It’s important to understand how pixel vignetting operates in the broader context of vignetting, first. There are many causes of vignetting, from those inherent in the design of cameras to those intentionally manipulated by photographers.

One type, optical vignetting, is caused by the design of the lenses as the light tends to refract more towards the center than towards the edges, and is exacerbated by the use of multiple lens elements. A related type, natural vignetting, is triggered by the slightly different angle at which light hits the image. Another type, mechanical vignetting, is triggered by a physical impediment to the light entering the lens barrel, such as a poorly fitted lens hood, or a filter that intentionally adds a vignette.

Also, photographers may choose to add a vignetting effect in post-processing work in digital image editing software. After all, even if vignetting can be an unwanted addition to your photograph, it can also be used to exquisite artistic effect by centering attention in the image on the subject. This is a matter of personal taste, as some photographers love it, while for others it’s a pet peeve.

Angle Dependence & Image Sensors

Consider the lens barrel. When you compose your image, the light at the center of the scene enters the lens barrel from directly ahead, and strikes the image sensor at a right angle. However, around the periphery of the image sensor, the light will be hitting ever-so-slightly off from 90 degrees. With the design of current image sensors, any light that hits at an angle will register as being less bright than that which strikes it head on. Thus, the edges will appear ever-so-slightly darker and desaturated as compared to the center, creating a subtle vignetting effect.

This differs subtly from another type of vignetting, natural vignetting, which is also a function of the oblique angle at which light hits the edge of the image sensor. However, the mechanism of natural vignetting also may occur with film cameras, whereas pixel vignetting specifically refers to the vignetting effect that only occurs due to the angle dependence of the image sensors. Think of it as an extension of natural vignetting, as opposed to something completely different.

What You (Can’t) Do About It

Really… there’s not a whole lot that can be done, on your part.

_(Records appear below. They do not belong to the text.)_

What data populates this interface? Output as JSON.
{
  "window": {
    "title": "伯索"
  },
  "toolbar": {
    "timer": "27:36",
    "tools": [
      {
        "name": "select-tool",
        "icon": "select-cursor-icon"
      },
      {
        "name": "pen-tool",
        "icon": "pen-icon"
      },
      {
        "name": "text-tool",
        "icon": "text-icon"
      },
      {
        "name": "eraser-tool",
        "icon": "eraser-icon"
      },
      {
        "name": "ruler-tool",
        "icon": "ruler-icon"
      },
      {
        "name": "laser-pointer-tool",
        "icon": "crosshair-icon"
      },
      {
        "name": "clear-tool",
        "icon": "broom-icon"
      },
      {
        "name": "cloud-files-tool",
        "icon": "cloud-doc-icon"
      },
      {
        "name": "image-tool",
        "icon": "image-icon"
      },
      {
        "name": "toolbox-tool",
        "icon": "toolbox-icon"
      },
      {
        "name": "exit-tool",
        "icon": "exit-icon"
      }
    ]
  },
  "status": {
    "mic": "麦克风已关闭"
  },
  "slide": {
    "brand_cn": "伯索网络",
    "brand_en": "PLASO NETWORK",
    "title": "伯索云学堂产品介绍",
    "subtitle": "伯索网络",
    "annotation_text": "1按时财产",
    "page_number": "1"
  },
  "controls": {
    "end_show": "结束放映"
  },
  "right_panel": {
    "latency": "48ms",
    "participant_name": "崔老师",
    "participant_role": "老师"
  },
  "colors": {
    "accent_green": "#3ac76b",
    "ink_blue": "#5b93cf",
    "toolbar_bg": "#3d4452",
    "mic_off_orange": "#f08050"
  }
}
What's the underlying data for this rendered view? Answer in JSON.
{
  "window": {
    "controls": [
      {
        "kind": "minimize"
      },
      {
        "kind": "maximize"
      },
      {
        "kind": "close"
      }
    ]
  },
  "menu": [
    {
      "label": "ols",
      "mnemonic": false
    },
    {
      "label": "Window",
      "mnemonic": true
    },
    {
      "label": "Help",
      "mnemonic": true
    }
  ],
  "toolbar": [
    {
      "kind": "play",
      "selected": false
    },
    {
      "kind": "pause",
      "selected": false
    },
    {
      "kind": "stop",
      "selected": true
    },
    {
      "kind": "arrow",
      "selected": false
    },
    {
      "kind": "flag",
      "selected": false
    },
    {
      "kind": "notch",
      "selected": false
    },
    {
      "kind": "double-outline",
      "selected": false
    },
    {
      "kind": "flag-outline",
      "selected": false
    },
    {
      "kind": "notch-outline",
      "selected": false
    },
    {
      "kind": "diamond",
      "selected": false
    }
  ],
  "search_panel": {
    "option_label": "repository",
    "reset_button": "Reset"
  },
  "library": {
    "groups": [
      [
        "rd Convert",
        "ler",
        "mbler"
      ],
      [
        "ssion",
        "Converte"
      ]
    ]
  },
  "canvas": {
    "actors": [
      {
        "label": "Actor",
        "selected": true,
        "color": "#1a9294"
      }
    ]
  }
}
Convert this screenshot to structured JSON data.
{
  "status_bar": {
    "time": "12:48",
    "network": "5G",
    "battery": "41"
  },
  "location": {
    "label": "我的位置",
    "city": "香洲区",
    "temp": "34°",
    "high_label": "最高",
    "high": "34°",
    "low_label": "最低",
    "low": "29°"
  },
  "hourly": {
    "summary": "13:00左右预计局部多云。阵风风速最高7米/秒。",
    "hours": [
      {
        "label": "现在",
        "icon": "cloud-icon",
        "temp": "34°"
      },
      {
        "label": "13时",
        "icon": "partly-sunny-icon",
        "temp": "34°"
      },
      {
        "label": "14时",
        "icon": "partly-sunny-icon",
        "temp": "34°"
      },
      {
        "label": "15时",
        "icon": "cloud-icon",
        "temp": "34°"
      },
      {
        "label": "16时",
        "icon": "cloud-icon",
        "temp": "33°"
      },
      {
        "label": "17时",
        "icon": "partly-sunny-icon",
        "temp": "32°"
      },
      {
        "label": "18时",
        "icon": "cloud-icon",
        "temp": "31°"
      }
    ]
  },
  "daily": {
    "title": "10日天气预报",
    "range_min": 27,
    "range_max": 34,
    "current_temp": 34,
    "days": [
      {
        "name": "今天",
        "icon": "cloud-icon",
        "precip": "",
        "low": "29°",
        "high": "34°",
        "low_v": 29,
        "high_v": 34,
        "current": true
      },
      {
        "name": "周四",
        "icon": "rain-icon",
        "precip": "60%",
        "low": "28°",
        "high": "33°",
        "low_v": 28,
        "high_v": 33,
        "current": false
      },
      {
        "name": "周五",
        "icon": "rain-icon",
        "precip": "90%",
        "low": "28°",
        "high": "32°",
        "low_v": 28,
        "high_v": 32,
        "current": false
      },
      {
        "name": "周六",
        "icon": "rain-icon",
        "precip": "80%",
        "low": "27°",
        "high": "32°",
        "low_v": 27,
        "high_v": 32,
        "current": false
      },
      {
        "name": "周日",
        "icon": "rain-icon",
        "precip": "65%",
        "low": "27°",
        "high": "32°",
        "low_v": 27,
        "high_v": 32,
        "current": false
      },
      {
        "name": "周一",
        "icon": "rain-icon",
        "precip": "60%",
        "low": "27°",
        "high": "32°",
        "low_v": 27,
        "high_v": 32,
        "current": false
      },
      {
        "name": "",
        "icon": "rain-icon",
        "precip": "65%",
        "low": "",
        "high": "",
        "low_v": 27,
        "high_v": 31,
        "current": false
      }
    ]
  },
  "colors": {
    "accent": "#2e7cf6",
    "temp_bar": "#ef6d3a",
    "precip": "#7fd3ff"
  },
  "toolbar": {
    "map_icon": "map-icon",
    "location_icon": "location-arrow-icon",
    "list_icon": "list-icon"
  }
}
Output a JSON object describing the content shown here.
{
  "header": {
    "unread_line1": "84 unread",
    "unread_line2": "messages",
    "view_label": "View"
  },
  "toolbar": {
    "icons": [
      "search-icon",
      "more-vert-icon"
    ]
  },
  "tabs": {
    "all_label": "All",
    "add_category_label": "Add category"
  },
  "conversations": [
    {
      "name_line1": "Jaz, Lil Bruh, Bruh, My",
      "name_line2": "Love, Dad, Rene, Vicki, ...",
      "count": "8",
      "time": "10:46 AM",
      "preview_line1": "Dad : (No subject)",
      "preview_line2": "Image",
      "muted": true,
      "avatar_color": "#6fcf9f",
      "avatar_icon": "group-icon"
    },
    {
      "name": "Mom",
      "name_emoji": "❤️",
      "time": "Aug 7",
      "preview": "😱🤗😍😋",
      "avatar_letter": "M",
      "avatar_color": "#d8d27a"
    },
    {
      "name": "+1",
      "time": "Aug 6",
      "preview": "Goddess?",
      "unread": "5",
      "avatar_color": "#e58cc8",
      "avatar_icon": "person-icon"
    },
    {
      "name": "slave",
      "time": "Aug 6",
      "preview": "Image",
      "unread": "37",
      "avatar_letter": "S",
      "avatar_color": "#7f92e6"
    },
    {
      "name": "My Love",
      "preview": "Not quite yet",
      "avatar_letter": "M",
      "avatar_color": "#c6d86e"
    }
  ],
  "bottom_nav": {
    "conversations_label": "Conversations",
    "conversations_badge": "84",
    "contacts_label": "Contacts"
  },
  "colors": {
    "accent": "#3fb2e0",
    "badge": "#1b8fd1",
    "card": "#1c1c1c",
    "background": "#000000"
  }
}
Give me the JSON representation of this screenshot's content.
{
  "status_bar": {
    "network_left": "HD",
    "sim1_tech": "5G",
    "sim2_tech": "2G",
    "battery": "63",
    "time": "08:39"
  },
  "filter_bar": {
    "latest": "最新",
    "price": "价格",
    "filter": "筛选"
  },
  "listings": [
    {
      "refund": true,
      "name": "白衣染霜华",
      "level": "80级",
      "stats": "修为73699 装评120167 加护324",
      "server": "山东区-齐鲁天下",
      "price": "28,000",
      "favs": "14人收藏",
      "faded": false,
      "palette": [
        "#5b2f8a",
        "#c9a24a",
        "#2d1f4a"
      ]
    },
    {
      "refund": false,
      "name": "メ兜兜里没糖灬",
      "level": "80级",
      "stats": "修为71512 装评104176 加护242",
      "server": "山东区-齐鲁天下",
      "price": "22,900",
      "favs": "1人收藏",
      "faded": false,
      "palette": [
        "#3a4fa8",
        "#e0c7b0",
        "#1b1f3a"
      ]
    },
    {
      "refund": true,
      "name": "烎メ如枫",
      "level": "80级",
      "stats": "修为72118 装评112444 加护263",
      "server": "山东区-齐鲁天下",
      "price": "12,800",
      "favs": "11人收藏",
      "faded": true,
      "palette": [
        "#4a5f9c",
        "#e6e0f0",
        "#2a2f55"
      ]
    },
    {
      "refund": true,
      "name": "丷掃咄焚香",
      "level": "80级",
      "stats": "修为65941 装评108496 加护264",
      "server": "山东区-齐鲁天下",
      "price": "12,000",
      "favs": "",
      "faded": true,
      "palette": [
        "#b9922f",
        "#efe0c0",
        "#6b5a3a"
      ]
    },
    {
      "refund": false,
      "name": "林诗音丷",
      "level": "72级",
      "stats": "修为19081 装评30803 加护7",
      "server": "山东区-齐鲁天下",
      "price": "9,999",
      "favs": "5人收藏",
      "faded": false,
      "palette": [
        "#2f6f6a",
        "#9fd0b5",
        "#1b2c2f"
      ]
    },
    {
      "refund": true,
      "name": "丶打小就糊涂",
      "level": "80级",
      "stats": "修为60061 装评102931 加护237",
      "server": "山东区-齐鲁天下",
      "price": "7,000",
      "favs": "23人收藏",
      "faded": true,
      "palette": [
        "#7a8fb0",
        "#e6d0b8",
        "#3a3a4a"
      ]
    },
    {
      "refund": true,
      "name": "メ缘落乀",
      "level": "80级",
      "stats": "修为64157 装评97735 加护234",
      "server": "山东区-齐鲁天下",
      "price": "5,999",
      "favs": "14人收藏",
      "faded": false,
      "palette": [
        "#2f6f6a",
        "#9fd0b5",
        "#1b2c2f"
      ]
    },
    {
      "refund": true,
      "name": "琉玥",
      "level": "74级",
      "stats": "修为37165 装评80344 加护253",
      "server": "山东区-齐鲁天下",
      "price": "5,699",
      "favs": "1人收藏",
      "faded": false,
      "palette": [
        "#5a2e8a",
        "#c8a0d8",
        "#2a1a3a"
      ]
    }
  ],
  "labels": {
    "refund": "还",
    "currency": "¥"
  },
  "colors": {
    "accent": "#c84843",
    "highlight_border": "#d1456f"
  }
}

Pixel vignetting is something that is, for the moment, more-or-less inherent in digital cameras.

Because the amount of pixel vignetting that occurs is constant given a certain camera design, there has been some effort to create automatic processing techniques to remove the pixel vignetting effect when the image is being converted from a RAW to a JPEG or other file format.

There has also been an effort by camera companies to design microlenses that fit over the image sensor that will refract light so that it strikes head on across the entire image sensor. This could, in theory, alleviate all angle-dependent types of vignetting, including not only pixel vignetting but also natural and optical vignetting. However, as of the writing of this article, this is neither commonplace, nor entirely perfected. Stay tuned!

While pixel vignetting tends to be subtle, and often only detectable when compounded by other types of vignetting such as optical and natural vignetting, you can still try to amend it. Careful use of digital editing software can help alleviate the effects of pixel vignetting, either by darkening the center of the image to match the edges, or the opposite, by lightening the edges to match the center.

Check out Types of Vignetting: What are The Different Causes of Vignetting? to learn more about vignetting as it relates to photography.